So, this is weird. At some point before a city council committee meeting yesterday, Jean Godden apparently started giving a shit about this homeless encampment legislation her colleagues have been working on for the last month.
As Seattlish has already pointed out, Godden "rolled up" mid-way through the meeting where her fellow council members were discussing amendments to the encampment bill, including one big one. That amendment, introduced by Council Member Kshama Sawant, would have directed the city to do an environmental review, at some point in the future, of allowing encampments in residential areas.
Council President Tim Burgess and Council Member Sally Clark were sure to be in the “no” camp, and Sawant, Nick Licata, and Mike O’Brien were “yes” votes. To make it out of committee and on to the full council, the idea needed a majority and Godden's "no" killed that possibility.
Again: This amendment was not even about allowing something new. It was a study about the possibility of some day allowing something. Ugh.
Before the vote, O’Brien asked Godden—who voted against encampments last time this came before the council—if she had anything to say. She replied, “Nothing in particular, just wanted to be part of the decision making.”
This was all so strange because, as O’Brien pointed out to her, Godden hasn’t been at the previous meetings about this homeless encampments legislation. And Burgess (intentionally?) stalled the discussion until she showed up, asking O’Brien to postpone a vote on this particular amendment and take up another one first. Plus, Mayor Ed Murray, who introduced this legislation, doesn’t support allowing encampments in residential areas. He argues that’s where most of the already existing church-hosted camps are and that residential areas are farther from transit and social service providers.
Murray spokesperson Viet Shelton says the mayor was worried about the amendment for those policy reasons and because it could make the eventual full council vote on the tent encampment legislation too controversial.
“We had concerns both on policy and the fact that it could turn what we believed and hoped to be a very, very widely supported measure and potentially unanimous bill into a very unpredictable, contentious, controversial bill,” he says. “That’s something we wanted to avoid.”

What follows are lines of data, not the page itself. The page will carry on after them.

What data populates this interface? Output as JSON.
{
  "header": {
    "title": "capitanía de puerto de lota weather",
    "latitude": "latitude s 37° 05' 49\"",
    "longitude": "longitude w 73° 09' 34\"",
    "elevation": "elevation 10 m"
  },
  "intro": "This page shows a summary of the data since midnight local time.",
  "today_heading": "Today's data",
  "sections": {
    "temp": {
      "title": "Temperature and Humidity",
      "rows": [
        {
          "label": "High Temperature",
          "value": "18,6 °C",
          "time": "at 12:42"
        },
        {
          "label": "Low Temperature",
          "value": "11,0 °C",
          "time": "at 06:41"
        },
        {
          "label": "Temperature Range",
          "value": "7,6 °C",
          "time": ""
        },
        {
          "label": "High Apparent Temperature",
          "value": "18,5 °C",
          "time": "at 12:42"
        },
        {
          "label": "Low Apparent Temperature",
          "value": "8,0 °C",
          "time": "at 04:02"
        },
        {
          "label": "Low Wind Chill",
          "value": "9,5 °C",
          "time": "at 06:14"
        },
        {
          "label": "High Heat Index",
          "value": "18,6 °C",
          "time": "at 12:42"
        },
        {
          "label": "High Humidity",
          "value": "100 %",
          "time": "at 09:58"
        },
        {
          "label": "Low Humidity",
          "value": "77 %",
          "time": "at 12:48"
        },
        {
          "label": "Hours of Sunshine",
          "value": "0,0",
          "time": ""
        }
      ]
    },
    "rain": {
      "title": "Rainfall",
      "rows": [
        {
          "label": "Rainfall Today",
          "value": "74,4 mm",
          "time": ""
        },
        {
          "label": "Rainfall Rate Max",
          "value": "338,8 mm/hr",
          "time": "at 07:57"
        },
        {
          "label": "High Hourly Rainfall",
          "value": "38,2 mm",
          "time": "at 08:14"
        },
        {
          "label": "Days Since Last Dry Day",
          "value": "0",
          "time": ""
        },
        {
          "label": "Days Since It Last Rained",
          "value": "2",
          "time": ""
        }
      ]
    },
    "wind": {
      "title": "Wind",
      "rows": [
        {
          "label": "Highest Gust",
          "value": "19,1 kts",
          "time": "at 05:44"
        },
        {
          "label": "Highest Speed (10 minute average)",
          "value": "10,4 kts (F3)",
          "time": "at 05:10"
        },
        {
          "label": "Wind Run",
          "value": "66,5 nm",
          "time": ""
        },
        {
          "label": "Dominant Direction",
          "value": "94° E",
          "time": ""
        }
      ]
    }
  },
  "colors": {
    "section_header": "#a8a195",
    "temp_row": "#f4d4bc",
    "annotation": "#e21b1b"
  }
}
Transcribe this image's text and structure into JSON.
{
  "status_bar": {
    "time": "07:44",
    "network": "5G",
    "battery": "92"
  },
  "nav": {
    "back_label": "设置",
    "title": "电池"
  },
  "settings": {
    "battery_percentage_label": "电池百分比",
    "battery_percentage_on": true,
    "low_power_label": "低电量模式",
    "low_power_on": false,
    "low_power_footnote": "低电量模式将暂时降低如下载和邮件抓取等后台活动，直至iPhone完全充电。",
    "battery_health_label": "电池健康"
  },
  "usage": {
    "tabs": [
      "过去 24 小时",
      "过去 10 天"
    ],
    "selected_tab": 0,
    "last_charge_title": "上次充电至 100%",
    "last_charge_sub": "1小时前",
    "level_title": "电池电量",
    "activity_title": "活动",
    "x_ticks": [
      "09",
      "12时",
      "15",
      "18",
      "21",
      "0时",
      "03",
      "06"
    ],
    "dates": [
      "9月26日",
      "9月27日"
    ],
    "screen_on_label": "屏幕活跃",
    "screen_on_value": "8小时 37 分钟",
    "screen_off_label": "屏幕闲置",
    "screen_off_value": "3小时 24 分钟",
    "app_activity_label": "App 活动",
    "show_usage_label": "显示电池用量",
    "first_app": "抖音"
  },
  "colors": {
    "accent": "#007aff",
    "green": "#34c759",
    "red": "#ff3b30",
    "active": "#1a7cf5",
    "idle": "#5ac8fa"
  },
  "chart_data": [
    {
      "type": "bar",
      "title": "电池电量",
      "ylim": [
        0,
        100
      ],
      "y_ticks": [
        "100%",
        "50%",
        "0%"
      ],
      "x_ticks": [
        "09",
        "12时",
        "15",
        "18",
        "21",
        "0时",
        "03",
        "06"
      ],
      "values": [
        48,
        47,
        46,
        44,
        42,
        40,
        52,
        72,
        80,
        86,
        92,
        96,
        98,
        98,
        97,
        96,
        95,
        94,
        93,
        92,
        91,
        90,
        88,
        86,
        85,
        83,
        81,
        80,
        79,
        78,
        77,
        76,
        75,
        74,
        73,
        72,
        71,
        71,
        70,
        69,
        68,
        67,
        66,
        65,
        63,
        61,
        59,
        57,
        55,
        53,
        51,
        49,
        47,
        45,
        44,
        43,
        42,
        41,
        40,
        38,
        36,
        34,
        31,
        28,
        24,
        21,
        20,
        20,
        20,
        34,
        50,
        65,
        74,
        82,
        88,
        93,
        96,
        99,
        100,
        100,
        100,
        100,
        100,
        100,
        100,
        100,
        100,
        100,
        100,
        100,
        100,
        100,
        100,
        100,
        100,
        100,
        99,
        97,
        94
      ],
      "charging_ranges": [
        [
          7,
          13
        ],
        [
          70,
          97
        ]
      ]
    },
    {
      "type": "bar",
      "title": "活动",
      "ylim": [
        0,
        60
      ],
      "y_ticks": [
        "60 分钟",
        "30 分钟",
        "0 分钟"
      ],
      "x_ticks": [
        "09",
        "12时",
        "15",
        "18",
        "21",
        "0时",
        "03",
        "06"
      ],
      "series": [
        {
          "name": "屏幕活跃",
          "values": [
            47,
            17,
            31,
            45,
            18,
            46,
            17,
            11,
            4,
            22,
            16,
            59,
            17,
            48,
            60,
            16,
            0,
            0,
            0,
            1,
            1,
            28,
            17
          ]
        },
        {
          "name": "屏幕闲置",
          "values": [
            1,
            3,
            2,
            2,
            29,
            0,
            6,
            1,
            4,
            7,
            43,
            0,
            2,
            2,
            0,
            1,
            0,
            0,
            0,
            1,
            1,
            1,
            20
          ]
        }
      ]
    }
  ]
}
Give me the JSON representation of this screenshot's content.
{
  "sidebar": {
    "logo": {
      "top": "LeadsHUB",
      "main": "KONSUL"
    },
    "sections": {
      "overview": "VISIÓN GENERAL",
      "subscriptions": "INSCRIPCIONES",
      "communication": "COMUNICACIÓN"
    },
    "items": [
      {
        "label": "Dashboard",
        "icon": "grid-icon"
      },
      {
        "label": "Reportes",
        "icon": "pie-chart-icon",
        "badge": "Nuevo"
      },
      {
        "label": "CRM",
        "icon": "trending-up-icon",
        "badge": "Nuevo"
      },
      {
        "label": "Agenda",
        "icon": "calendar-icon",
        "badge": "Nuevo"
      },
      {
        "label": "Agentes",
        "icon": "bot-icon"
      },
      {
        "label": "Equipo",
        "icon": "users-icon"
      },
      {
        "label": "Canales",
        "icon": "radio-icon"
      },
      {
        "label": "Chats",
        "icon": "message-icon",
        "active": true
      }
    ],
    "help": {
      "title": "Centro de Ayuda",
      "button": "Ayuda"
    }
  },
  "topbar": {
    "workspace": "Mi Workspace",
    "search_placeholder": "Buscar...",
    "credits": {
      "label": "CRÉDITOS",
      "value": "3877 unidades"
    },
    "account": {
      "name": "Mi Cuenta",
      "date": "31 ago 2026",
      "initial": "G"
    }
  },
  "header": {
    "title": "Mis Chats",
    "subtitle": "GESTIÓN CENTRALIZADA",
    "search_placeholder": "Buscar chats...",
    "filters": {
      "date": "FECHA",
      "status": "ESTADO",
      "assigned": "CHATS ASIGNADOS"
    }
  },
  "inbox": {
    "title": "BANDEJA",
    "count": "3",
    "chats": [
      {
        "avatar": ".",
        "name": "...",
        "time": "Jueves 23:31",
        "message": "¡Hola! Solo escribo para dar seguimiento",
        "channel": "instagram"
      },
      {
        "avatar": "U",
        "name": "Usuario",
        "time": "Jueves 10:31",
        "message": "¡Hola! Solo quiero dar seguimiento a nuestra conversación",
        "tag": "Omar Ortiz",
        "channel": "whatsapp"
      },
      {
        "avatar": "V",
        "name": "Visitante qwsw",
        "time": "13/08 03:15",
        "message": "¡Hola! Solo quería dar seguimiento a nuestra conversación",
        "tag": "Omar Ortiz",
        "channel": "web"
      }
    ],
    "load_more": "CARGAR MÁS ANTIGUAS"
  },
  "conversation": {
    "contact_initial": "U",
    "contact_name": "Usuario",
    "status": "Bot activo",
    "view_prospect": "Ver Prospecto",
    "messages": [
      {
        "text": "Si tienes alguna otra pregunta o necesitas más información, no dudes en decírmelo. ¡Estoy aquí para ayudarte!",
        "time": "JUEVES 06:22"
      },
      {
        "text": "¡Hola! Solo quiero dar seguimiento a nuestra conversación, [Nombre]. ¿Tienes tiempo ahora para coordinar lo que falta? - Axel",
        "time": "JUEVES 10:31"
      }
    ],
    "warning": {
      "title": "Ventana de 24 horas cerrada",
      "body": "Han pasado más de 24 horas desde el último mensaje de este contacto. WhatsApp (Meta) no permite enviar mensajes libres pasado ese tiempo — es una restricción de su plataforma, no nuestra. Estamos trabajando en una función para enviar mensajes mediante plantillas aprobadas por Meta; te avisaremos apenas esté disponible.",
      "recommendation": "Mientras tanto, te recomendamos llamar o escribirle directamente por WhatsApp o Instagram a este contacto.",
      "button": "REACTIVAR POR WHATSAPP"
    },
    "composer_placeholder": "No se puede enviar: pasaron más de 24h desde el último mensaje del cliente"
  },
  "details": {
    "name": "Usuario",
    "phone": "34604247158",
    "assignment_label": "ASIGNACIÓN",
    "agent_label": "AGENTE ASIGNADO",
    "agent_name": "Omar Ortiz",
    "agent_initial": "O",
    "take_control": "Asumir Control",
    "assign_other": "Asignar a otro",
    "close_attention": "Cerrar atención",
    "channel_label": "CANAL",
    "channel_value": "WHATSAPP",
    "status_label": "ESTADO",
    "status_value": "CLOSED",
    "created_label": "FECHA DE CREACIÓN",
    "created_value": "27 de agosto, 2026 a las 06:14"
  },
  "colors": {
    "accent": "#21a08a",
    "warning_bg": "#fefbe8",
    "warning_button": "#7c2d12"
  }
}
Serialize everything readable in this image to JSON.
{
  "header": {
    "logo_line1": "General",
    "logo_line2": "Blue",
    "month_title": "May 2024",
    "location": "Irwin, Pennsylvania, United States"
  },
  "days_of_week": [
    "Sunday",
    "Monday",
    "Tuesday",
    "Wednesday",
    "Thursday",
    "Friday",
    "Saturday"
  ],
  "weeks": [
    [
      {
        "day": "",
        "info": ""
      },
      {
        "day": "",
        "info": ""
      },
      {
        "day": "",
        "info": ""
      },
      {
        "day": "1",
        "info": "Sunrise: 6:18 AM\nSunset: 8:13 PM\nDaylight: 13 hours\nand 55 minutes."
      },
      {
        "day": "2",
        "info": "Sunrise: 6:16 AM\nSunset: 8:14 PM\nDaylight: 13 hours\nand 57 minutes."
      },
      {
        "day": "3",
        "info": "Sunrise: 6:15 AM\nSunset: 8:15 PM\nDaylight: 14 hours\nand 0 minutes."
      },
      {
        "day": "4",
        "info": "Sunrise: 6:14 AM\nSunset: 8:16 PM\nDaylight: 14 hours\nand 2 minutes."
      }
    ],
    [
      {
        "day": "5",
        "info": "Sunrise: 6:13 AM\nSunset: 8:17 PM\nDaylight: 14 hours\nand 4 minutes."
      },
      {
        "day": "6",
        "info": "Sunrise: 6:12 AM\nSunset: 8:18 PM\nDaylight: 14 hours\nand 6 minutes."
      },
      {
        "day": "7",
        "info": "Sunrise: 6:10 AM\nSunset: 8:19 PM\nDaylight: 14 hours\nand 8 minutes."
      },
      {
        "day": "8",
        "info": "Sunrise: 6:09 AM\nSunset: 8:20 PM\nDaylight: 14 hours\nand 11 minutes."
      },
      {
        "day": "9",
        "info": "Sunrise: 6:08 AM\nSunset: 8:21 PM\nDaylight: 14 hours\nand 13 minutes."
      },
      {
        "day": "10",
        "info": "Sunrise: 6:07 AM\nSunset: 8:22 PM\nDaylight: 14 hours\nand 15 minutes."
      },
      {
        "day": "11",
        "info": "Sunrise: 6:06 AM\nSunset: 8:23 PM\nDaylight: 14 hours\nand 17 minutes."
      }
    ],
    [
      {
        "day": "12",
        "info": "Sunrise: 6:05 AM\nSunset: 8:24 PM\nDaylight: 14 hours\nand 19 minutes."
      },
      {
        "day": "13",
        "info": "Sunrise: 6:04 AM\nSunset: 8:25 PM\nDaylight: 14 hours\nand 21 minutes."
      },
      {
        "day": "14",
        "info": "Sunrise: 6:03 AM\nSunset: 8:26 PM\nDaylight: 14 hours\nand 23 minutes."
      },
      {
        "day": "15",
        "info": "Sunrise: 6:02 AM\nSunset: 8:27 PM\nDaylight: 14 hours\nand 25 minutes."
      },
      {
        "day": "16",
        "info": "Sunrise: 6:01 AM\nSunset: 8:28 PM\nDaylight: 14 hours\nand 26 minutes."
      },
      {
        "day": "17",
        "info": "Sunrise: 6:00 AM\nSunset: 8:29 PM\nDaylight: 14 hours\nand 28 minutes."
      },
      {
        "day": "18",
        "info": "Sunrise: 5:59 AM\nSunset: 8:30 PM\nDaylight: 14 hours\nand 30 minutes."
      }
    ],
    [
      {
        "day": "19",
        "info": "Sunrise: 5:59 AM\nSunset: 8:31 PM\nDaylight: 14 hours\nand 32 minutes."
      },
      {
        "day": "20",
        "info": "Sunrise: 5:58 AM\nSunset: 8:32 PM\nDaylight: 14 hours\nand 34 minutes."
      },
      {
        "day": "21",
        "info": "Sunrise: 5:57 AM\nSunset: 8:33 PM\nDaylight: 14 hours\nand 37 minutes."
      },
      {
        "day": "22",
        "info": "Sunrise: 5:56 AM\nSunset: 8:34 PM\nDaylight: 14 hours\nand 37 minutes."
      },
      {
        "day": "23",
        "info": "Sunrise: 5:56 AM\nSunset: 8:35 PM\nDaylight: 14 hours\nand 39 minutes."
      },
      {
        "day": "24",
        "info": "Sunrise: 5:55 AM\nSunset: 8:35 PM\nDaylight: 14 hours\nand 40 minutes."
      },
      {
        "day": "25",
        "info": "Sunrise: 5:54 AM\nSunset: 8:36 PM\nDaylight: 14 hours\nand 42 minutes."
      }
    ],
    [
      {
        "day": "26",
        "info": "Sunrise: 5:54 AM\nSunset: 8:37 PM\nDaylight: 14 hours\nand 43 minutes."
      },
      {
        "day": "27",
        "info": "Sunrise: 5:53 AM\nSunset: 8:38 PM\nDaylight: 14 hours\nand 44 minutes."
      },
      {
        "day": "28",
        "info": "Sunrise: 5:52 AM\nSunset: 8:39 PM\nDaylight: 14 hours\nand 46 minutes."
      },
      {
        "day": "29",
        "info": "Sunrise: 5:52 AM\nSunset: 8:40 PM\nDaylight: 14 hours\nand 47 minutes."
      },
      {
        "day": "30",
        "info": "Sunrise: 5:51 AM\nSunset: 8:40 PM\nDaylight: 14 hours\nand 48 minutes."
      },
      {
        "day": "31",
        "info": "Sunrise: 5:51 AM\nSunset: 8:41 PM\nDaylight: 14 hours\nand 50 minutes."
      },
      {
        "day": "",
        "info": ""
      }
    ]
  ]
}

So, did Murray corral his allies on the council and ask them to show up to the meeting and help kill the amendment? It appears so. Shelton says the mayor wasn’t lobbying them to vote any certain way, but that he did "inform" Godden and Council Members Sally Bagshaw and Tom Rasmussen that it was coming up at this meeting “and if they wanted to take actions they could.”
Godden told me this morning that she opposes allowing these three new encampments in residential areas because they're already allowed in residential areas if they're hosted by churches. She says she wasn’t in her office when the mayor called, but “It was relayed to me it was an important issue and one should go and check it out.”
This may not be the last we hear of this amendment. Sawant could bring it back for the full council vote, which is expected March 23. And it could become a campaign issue.
Both Michael Maddux and Taso Lagos, two of Godden's opponents for the District 4 council seat, support allowing homeless encampments in residential areas—though Lagos couches his support by saying camps should have approval from neighbors and businesses near where they would be located. (Godden's third opponent, Rob Johnson, hasn't yet responded to my request for comment.)
Maddux says he hopes it becomes a campaign battle. "How many more people do we need to have living on streets before Council Member Godden gets serious about supporting the needs of the most vulnerable among us?" Maddux asked. "It’s time for us to have a more progressive city council and that's going to be a city council that does not include Jean Godden."